He speaks with sadness and serious conviction about how his life changed forever in 1970 when his 20 year old daughter took her own life, probably unintentionally, while under the influence of LSD. Soon after her death he began several decades of work in drug abuse prevention, and is now concerned and educating others about seniors misusing drugs.

Most recently he has taken on serious senior advocacy including promoting Alzheimer’s research. He is founding member and chairman of the board of The Center on Aging at UCLA. Two of his books are specifically aimed at seniors, and based on my experience hearing Mr. Linkletter speak, are certainly worth checking out. They are titled; Old Age is not for Sissies, and the just released, How to Make the Rest of Your Life the Best of Your Life. He should know.
A Few of Art’s Tips for Successful Aging

Try new things.

Laugh a lot.

Adapt to change.

Plan for your future.

Volunteer for a charity.

Make new friends.

Have faith in something.

Do your very best.

“You have an intellectual and spiritual obligation to ask ‘Am I happy, if not, why not?’”

~ Art Linkletter

For more information about Art Linkletter’s work on aging visit

Sunday, May 23, 2010

Scarier than Stephen King

     Last night I finished reading Still Alice, a novel by Lisa Genova. It was something I read for the graduate class I just finished called Narrating Illness, which was a writing course taught by a medical doctor at Harvard Extension School. In the course we read and discussed a variety of illness narratives written by well established authors, and each of us work-shopped two of our own over the semester. While Still Alice was not on the required reading list, I chose to read it because of it's subject matter, early onset Alzheimer's disease, and the fact that it was set in Cambridge, sometimes in Harvard Yard.
     At first, I was not particularly impressed. It takes a little while for the story's teeth to sink in. But I am left with a big bite mark, an overwhelming feeling of awe for this book. It is a remarkable achievement for a writer. Truly remarkable. That someone could describe, both accurately and eloquently, the unstoppable and terrifying descent into dementia that is Alzheimer's, who has not of course, experienced it, is an example of the consummate skill that every writer aspires to. Lisa Genova nails it. And the progression from beginning of illness to end is brilliantly played out, with a fascinating sub-plot about suicide that was a heart-wrenching stroke of genius. The book is quite obviously a product of intense research but most of the time doesn't come off heavy handed with information, it is well balanced.
     Here is a randomly chosen paragraph from the middle of the book, a conversation between Alice, who had been a Harvard professor, and her doctor;

"Okay Alice, can you spell the word water backwards for me?" he asked.
She would have found this question trivial and even insulting six months ago, but today, it was a serious question to be tackled with serious effort. She felt only marginally worried and humiliated by this, not nearly as worried and humiliated as she would've felt six months ago. More and more, she was experiencing a growing distance from her self-awareness.
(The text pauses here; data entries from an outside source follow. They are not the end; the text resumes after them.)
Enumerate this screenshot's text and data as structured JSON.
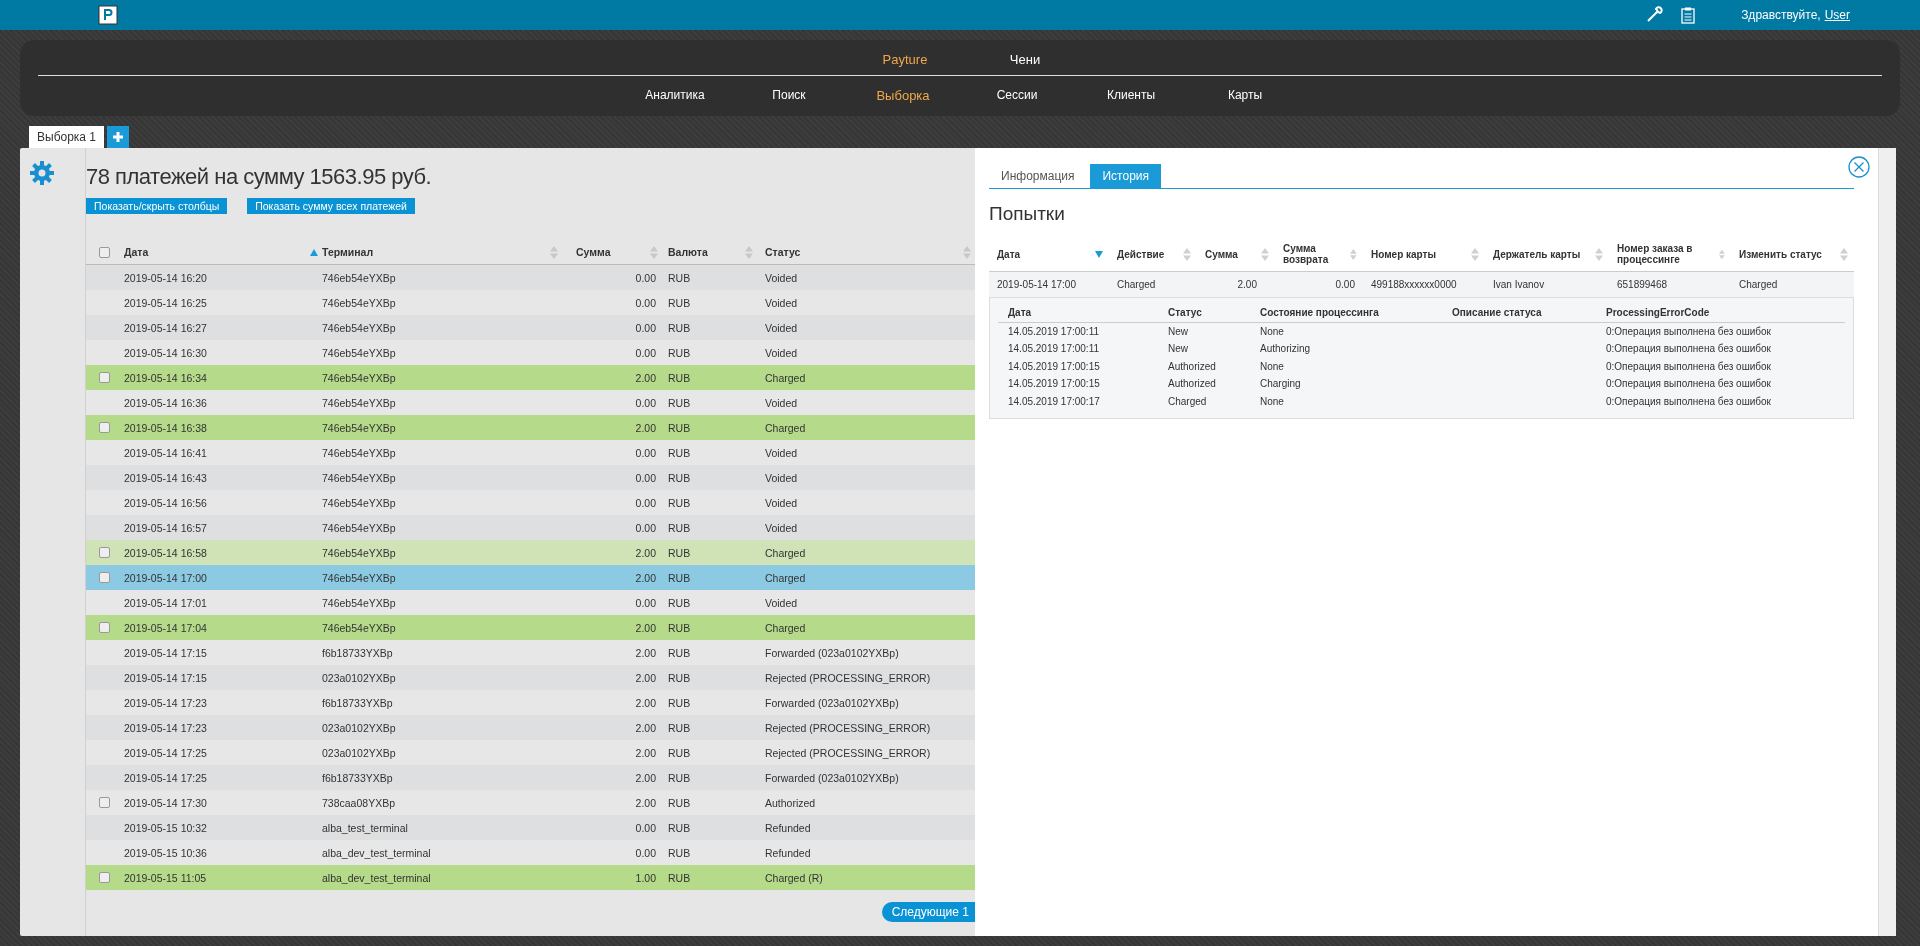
{
  "header": {
    "greeting": "Здравствуйте,",
    "user_link": "User"
  },
  "nav": {
    "top": [
      {
        "label": "Payture",
        "selected": true
      },
      {
        "label": "Чени",
        "selected": false
      }
    ],
    "sub": [
      {
        "label": "Аналитика",
        "selected": false
      },
      {
        "label": "Поиск",
        "selected": false
      },
      {
        "label": "Выборка",
        "selected": true
      },
      {
        "label": "Сессии",
        "selected": false
      },
      {
        "label": "Клиенты",
        "selected": false
      },
      {
        "label": "Карты",
        "selected": false
      }
    ]
  },
  "tabs": [
    {
      "label": "Выборка 1",
      "selected": true
    }
  ],
  "summary": {
    "title": "78 платежей на сумму 1563.95 руб.",
    "buttons": [
      "Показать/скрыть столбцы",
      "Показать сумму всех платежей"
    ]
  },
  "table": {
    "select_all": {
      "checked": false
    },
    "sort_descending": false,
    "columns": [
      {
        "label": "Дата",
        "sorted": true
      },
      {
        "label": "Терминал",
        "sorted": false
      },
      {
        "label": "Сумма",
        "sorted": false
      },
      {
        "label": "Валюта",
        "sorted": false
      },
      {
        "label": "Статус",
        "sorted": false
      }
    ],
    "rows": [
      {
        "kind": "plain",
        "cells": [
          "2019-05-14 16:20",
          "746eb54eYXBp",
          "0.00",
          "RUB",
          "Voided"
        ]
      },
      {
        "kind": "plain",
        "cells": [
          "2019-05-14 16:25",
          "746eb54eYXBp",
          "0.00",
          "RUB",
          "Voided"
        ]
      },
      {
        "kind": "plain",
        "cells": [
          "2019-05-14 16:27",
          "746eb54eYXBp",
          "0.00",
          "RUB",
          "Voided"
        ]
      },
      {
        "kind": "plain",
        "cells": [
          "2019-05-14 16:30",
          "746eb54eYXBp",
          "0.00",
          "RUB",
          "Voided"
        ]
      },
      {
        "kind": "success",
        "checked": false,
        "cells": [
          "2019-05-14 16:34",
          "746eb54eYXBp",
          "2.00",
          "RUB",
          "Charged"
        ]
      },
      {
        "kind": "plain",
        "cells": [
          "2019-05-14 16:36",
          "746eb54eYXBp",
          "0.00",
          "RUB",
          "Voided"
        ]
      },
      {
        "kind": "success",
        "checked": false,
        "cells": [
          "2019-05-14 16:38",
          "746eb54eYXBp",
          "2.00",
          "RUB",
          "Charged"
        ]
      },
      {
        "kind": "plain",
        "cells": [
          "2019-05-14 16:41",
          "746eb54eYXBp",
          "0.00",
          "RUB",
          "Voided"
        ]
      },
      {
        "kind": "plain",
        "cells": [
          "2019-05-14 16:43",
          "746eb54eYXBp",
          "0.00",
          "RUB",
          "Voided"
        ]
      },
      {
        "kind": "plain",
        "cells": [
          "2019-05-14 16:56",
          "746eb54eYXBp",
          "0.00",
          "RUB",
          "Voided"
        ]
      },
      {
        "kind": "plain",
        "cells": [
          "2019-05-14 16:57",
          "746eb54eYXBp",
          "0.00",
          "RUB",
          "Voided"
        ]
      },
      {
        "kind": "success_light",
        "checked": false,
        "cells": [
          "2019-05-14 16:58",
          "746eb54eYXBp",
          "2.00",
          "RUB",
          "Charged"
        ]
      },
      {
        "kind": "selected",
        "checked": false,
        "cells": [
          "2019-05-14 17:00",
          "746eb54eYXBp",
          "2.00",
          "RUB",
          "Charged"
        ]
      },
      {
        "kind": "plain",
        "cells": [
          "2019-05-14 17:01",
          "746eb54eYXBp",
          "0.00",
          "RUB",
          "Voided"
        ]
      },
      {
        "kind": "success",
        "checked": false,
        "cells": [
          "2019-05-14 17:04",
          "746eb54eYXBp",
          "2.00",
          "RUB",
          "Charged"
        ]
      },
      {
        "kind": "plain",
        "cells": [
          "2019-05-14 17:15",
          "f6b18733YXBp",
          "2.00",
          "RUB",
          "Forwarded (023a0102YXBp)"
        ]
      },
      {
        "kind": "plain",
        "cells": [
          "2019-05-14 17:15",
          "023a0102YXBp",
          "2.00",
          "RUB",
          "Rejected (PROCESSING_ERROR)"
        ]
      },
      {
        "kind": "plain",
        "cells": [
          "2019-05-14 17:23",
          "f6b18733YXBp",
          "2.00",
          "RUB",
          "Forwarded (023a0102YXBp)"
        ]
      },
      {
        "kind": "plain",
        "cells": [
          "2019-05-14 17:23",
          "023a0102YXBp",
          "2.00",
          "RUB",
          "Rejected (PROCESSING_ERROR)"
        ]
      },
      {
        "kind": "plain",
        "cells": [
          "2019-05-14 17:25",
          "023a0102YXBp",
          "2.00",
          "RUB",
          "Rejected (PROCESSING_ERROR)"
        ]
      },
      {
        "kind": "plain",
        "cells": [
          "2019-05-14 17:25",
          "f6b18733YXBp",
          "2.00",
          "RUB",
          "Forwarded (023a0102YXBp)"
        ]
      },
      {
        "kind": "plain",
        "checked": false,
        "cells": [
          "2019-05-14 17:30",
          "738caa08YXBp",
          "2.00",
          "RUB",
          "Authorized"
        ]
      },
      {
        "kind": "plain",
        "cells": [
          "2019-05-15 10:32",
          "alba_test_terminal",
          "0.00",
          "RUB",
          "Refunded"
        ]
      },
      {
        "kind": "plain",
        "cells": [
          "2019-05-15 10:36",
          "alba_dev_test_terminal",
          "0.00",
          "RUB",
          "Refunded"
        ]
      },
      {
        "kind": "success",
        "checked": false,
        "cells": [
          "2019-05-15 11:05",
          "alba_dev_test_terminal",
          "1.00",
          "RUB",
          "Charged (R)"
        ]
      }
    ]
  },
  "next_button": "Следующие 1",
  "detail": {
    "tabs": [
      {
        "label": "Информация",
        "selected": false
      },
      {
        "label": "История",
        "selected": true
      }
    ],
    "heading": "Попытки",
    "sort_descending": true,
    "columns": [
      {
        "label": "Дата",
        "sorted": true
      },
      {
        "label": "Действие",
        "sorted": false
      },
      {
        "label": "Сумма",
        "sorted": false
      },
      {
        "label": "Сумма возврата",
        "sorted": false
      },
      {
        "label": "Номер карты",
        "sorted": false
      },
      {
        "label": "Держатель карты",
        "sorted": false
      },
      {
        "label": "Номер заказа в процессинге",
        "sorted": false
      },
      {
        "label": "Изменить статус",
        "sorted": false
      }
    ],
    "rows": [
      {
        "cells": [
          "2019-05-14 17:00",
          "Charged",
          "2.00",
          "0.00",
          "499188xxxxxx0000",
          "Ivan Ivanov",
          "651899468",
          "Charged"
        ],
        "history": {
          "columns": [
            "Дата",
            "Статус",
            "Состояние процессинга",
            "Описание статуса",
            "ProcessingErrorCode"
          ],
          "rows": [
            [
              "14.05.2019 17:00:11",
              "New",
              "None",
              "",
              "0:Операция выполнена без ошибок"
            ],
            [
              "14.05.2019 17:00:11",
              "New",
              "Authorizing",
              "",
              "0:Операция выполнена без ошибок"
            ],
            [
              "14.05.2019 17:00:15",
              "Authorized",
              "None",
              "",
              "0:Операция выполнена без ошибок"
            ],
            [
              "14.05.2019 17:00:15",
              "Authorized",
              "Charging",
              "",
              "0:Операция выполнена без ошибок"
            ],
            [
              "14.05.2019 17:00:17",
              "Charged",
              "None",
              "",
              "0:Операция выполнена без ошибок"
            ]
          ]
        }
      }
    ]
  }
}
Her sense of Alice- what she knew and understood, what she liked and disliked, how she felt and perceived- was also like a soap bubble, ever higher in the sky and more difficult to identify, with nothing but the thinnest lipid membrane protecting it from popping into thin air."
     I read lots of books, and most fall into the dark abyss that is my own memory black hole. Unless there was something there that made the book unforgettable to me. I will remember this book.
     Just discovered that the author has a blog where she speaks directly to writers about a variety of subjects, so you might want to check that out;